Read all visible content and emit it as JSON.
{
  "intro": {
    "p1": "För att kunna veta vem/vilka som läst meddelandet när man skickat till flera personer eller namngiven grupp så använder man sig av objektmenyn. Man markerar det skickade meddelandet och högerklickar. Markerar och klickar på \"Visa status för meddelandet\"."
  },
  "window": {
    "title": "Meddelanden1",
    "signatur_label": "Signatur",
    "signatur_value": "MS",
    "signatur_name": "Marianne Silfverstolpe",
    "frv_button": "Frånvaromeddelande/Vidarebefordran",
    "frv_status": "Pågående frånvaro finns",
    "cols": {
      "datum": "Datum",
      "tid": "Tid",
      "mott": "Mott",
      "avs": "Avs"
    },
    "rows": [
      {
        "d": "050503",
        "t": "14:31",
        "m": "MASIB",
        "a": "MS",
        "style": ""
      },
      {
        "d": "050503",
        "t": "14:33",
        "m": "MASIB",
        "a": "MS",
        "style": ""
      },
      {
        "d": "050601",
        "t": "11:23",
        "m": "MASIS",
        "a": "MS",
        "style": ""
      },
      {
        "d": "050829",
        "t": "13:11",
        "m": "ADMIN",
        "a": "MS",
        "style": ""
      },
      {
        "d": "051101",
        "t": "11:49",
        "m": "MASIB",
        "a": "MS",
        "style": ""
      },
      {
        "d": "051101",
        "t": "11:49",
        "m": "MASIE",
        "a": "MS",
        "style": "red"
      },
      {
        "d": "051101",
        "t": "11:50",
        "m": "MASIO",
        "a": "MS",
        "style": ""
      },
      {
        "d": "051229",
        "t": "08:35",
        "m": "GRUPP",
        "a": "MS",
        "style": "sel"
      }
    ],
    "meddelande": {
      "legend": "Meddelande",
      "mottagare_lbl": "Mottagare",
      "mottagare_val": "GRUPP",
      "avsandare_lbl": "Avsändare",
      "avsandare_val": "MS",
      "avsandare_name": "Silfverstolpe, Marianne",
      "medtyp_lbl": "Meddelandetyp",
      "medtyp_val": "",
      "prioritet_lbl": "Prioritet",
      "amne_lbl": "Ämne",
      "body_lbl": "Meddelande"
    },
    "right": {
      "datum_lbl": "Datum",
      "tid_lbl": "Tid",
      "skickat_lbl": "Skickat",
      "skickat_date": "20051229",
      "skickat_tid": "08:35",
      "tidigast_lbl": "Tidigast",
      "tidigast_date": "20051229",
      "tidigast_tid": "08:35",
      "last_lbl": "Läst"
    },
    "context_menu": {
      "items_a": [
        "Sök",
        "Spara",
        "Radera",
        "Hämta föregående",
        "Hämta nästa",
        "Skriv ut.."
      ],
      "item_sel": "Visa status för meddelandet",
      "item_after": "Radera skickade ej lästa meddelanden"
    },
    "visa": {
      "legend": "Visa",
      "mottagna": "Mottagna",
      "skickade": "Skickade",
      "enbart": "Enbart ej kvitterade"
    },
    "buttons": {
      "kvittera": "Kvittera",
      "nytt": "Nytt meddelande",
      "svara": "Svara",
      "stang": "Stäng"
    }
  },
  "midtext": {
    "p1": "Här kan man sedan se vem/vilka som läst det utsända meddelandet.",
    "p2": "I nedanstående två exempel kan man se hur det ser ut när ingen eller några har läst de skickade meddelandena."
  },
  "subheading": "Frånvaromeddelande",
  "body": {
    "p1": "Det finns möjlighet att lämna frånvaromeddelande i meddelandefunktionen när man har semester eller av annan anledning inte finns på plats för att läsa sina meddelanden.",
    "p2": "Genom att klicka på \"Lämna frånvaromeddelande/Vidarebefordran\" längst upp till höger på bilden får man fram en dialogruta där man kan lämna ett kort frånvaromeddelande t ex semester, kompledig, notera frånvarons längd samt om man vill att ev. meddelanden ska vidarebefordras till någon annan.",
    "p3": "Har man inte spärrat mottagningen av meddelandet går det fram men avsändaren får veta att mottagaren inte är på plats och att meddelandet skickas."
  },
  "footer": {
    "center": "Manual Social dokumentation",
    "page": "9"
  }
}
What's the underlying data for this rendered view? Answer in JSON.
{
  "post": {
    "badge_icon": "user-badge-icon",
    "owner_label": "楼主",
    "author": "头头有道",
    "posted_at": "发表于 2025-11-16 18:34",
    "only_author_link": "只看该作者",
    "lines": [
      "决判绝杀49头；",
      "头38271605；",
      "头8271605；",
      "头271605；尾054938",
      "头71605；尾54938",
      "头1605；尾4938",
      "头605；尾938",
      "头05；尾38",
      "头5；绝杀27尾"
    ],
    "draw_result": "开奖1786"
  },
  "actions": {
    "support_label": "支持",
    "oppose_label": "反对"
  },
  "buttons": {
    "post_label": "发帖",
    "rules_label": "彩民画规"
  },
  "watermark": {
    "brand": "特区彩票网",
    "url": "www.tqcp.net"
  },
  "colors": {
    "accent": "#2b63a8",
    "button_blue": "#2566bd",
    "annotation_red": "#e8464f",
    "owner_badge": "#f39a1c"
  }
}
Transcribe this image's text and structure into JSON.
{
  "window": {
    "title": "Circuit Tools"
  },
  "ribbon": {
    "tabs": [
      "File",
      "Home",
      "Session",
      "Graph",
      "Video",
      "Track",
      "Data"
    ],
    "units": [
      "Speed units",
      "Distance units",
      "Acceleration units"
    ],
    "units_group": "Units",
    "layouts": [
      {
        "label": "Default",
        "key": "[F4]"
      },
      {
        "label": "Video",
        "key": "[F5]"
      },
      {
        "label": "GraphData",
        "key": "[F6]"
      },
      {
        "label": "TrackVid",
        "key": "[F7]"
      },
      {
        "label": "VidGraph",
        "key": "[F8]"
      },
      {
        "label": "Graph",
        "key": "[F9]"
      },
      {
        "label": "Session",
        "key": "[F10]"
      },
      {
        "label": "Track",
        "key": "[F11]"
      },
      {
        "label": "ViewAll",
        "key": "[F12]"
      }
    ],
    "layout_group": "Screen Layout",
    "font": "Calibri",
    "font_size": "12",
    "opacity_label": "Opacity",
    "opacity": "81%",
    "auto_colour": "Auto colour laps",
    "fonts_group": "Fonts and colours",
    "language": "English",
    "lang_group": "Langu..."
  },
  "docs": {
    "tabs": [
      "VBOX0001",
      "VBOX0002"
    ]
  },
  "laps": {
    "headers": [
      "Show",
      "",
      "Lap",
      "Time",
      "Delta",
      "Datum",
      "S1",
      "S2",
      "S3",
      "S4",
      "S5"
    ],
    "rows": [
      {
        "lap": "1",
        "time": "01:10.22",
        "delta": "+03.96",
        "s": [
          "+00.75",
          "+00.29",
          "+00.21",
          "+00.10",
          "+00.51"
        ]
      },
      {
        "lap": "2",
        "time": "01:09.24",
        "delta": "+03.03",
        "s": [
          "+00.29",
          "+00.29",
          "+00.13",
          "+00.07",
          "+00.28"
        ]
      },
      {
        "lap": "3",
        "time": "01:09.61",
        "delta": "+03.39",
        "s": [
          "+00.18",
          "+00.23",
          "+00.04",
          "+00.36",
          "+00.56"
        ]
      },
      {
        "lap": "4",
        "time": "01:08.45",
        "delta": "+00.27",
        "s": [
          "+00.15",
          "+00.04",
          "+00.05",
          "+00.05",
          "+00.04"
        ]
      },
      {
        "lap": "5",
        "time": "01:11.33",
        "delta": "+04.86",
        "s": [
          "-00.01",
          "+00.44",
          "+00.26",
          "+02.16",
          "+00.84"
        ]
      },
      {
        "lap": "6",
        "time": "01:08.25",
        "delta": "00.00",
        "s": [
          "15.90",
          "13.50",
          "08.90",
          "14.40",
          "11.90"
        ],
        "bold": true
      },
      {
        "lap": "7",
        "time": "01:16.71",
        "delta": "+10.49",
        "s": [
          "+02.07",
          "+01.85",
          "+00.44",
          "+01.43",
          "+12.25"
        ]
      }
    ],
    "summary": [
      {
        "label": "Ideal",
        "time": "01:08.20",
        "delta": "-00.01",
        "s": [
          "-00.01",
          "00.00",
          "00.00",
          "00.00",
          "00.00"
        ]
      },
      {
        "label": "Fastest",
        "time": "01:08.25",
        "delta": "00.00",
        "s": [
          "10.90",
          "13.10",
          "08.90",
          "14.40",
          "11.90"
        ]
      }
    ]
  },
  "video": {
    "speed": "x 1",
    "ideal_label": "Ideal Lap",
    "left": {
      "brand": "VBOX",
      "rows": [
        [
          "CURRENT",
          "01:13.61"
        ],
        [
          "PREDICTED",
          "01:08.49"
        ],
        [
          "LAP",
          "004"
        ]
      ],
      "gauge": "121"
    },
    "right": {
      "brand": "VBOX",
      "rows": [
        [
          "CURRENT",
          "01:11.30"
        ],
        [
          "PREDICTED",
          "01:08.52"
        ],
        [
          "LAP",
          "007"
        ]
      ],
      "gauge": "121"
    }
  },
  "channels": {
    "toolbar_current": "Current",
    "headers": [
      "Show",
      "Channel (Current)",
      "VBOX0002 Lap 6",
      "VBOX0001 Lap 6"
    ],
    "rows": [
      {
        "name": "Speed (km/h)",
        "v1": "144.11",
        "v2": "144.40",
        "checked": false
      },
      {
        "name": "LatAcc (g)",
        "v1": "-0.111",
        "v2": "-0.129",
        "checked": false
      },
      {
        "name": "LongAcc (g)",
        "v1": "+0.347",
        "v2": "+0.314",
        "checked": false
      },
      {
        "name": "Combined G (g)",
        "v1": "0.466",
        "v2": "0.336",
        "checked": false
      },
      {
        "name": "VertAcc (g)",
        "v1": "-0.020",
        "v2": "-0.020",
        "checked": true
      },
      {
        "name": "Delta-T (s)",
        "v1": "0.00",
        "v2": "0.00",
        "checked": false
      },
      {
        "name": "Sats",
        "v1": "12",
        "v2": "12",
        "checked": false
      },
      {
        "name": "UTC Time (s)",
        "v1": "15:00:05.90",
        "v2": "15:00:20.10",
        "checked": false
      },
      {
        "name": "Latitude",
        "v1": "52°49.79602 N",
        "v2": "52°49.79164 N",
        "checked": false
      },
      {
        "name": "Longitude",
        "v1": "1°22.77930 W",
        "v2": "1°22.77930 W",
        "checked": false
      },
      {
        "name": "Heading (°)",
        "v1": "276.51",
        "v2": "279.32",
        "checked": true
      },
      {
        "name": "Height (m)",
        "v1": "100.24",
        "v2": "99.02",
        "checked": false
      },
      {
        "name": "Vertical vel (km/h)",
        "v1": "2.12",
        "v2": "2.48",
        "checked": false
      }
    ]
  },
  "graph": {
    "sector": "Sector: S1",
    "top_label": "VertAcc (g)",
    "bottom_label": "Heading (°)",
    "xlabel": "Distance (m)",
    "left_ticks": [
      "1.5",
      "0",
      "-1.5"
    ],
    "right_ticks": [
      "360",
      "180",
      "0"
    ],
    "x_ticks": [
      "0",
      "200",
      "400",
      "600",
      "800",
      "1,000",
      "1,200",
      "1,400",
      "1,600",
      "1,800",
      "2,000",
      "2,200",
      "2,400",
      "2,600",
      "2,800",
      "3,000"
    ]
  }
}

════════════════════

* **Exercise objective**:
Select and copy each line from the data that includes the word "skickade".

* **Response**:
    "p1": "För att kunna veta vem/vilka som läst meddelandet när man skickat till flera personer eller namngiven grupp så använder man sig av objektmenyn. Man markerar det skickade meddelandet och högerklickar. Markerar och klickar på \"Visa status för meddelandet\"."
      "item_after": "Radera skickade ej lästa meddelanden"
      "skickade": "Skickade",
    "p2": "I nedanstående två exempel kan man se hur det ser ut när ingen eller några har läst de skickade meddelandena."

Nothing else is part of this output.